Firstly, what does Cat D mean – It means the car has been written off in an accident.
Category D write off infers that the insurance company consider it uneconomical to repair but one that could be repaired and returned to the road given cost, time and technical ability.
Category A and B should never be returned to the road. Category B write off is one that is so badly damaged it can only be used for the salvaging of spare parts. Category A is one that is sent to the crusher.
It is worth noting that a Cat D write off isn’t always a big issue. I would be more inclined to walk away if the Cat D was recorded while the car was relatively new e.g. a £50k car new that is a few months old and has been declared as written off by the insurance company will most likely have hefty repair work.

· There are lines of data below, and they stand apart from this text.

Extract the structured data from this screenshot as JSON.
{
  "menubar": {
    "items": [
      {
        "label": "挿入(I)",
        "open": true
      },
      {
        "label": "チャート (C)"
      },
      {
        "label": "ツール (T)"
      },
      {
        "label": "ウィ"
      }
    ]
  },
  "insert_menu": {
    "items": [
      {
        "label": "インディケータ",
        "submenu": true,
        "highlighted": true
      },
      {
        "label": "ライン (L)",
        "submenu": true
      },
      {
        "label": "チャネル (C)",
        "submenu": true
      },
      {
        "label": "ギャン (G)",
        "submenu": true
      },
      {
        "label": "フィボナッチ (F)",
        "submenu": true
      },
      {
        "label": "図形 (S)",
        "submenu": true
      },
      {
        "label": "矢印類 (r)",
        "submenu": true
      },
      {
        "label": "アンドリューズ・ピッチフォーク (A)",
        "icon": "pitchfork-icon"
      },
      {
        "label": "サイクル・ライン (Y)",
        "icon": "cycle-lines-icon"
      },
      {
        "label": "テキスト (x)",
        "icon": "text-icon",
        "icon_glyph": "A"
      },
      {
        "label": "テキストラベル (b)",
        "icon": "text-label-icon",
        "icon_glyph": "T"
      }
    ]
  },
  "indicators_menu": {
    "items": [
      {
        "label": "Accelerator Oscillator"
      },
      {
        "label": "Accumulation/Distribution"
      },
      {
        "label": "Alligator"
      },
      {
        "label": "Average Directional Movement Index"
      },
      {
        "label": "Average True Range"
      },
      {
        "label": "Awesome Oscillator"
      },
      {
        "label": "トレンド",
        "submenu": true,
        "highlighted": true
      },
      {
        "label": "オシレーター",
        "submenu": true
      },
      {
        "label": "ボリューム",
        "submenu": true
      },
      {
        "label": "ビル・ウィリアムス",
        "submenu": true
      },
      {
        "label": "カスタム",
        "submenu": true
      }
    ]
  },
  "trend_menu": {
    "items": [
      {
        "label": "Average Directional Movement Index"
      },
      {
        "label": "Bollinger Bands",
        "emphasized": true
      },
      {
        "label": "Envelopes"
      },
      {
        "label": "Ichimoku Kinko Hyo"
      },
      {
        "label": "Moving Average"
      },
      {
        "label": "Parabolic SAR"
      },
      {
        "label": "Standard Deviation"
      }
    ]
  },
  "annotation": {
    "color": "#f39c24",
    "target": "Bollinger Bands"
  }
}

If, however the £50k car is now only worth £5k 10 years on and is a BMW (for example) then labour at £150+ per hour, a new front bumper, paint and some lights could nearly equal the value of the car. It’s then written off as not economical for the insurance company. Cat D can also apply to stolen recovered cars that have not been damaged.
Example of a worthy review given today’s Porsche 993 prices is a 78k miler 993 C2 in silver for just under £13k on Pistonheads. No paperwork but worth some digging.
Start with an HPI check. Investigate further by phoning dealerships and head office to get some history. Try calling MOT stations if you can find some clues of previous owners addresses on the V5. Have a specialist inspect the car.